borhood of El Kubri where a thousand
men were scattered. The British now
patrolled the east bank of the Canal
but could find no considerable forces,



though rumors of Turkish concentra-
tion were frequent. Back in the desert
aeroplane observers occasionally re-
ported Turkish or Bedouin camps. To-
wards the end of March reports were
received of a considerable concentra-
tion of the enemy near Es Sirr, some
eighty miles due east of Ballah. These
reports were verified later by aeroplane
observation, which estimated the hos-
tile force as some 4,000 with guns.


On April 7, 1915, British mounted
patrols from Kantara encountered a
hostile force, estimated at 1,200 men,
which withdrew after shots had been
exchanged. The next day owing to sus-
picious tracks having been noticed on
the east bank of the canal between El
Kap and Kantara, the canal was
dragged and a mine discovered and
destroyed. The mine had evidently
been placed in the canal under cover
of the demonstration of the previous
day. Owing to this occurrence it be-
came necessary greatly to increase
patrols.

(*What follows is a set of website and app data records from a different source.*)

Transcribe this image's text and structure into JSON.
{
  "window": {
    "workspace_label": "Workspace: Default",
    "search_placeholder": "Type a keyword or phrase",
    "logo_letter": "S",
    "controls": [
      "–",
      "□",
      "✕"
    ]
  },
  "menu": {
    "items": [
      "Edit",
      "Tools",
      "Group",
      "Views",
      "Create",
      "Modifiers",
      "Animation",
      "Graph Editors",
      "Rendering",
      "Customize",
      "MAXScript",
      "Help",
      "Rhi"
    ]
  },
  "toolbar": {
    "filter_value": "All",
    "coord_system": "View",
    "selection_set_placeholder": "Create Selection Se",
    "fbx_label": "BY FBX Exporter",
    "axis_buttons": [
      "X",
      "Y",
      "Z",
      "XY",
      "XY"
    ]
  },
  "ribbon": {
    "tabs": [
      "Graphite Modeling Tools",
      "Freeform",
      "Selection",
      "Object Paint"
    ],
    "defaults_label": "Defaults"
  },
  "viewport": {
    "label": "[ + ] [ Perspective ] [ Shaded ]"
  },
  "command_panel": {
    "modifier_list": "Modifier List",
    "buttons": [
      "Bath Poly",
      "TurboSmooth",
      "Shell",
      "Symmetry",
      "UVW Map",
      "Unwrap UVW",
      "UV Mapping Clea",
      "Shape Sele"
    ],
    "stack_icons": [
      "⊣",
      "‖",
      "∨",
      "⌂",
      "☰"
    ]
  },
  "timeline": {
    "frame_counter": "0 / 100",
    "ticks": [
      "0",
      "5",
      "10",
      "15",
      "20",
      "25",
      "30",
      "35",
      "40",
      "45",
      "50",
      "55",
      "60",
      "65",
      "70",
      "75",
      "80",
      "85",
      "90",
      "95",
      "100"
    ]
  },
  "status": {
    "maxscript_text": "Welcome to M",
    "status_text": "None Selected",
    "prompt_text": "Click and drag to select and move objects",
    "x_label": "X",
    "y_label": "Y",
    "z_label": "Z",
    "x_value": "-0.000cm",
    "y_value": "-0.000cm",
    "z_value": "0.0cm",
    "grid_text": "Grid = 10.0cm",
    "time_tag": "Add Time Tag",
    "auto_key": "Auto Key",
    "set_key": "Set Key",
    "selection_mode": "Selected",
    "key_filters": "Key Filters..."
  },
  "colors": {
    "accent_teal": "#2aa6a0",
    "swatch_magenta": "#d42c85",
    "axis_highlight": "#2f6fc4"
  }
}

Intermediate night pickets
were established between posts, and a
system of hourly patrols along the east
bank instituted.

During the remainder of April and
May, 1915, British forces patrolling the
east bank of the canal came in contact
with small Turkish forces and ex-
changed shots, but no important en-
gagements occurred, in spite of the re-
ports that considerable Turkish en-
campments existed back in the desert.
At night bodies of light Turkish troops
occasionally approached the canal and
fired upon dredges or small boats, or
attempted to lay mines. The British
forces unaccustomed to the heavy sand
and the great heat were unable to make
effective pursuit.


Up to this time it had appeared from
information in the possession of the
British forces that these operations
might only be a preliminary to further
hostilities and that a more determined
attack on the canal would be under-
taken in the near future. These antici-
pations were, however, not realized,


and though the enemy continued to
hold the Sinai Peninsula in some
strength and undertook several minor
enterprises, with a view to causing

Online LibraryJames Bryce BryceThe book of history. A history of all nations from the earliest times to the present, with over 8,000 illustrations (Volume 16) → online text (page 47 of 51)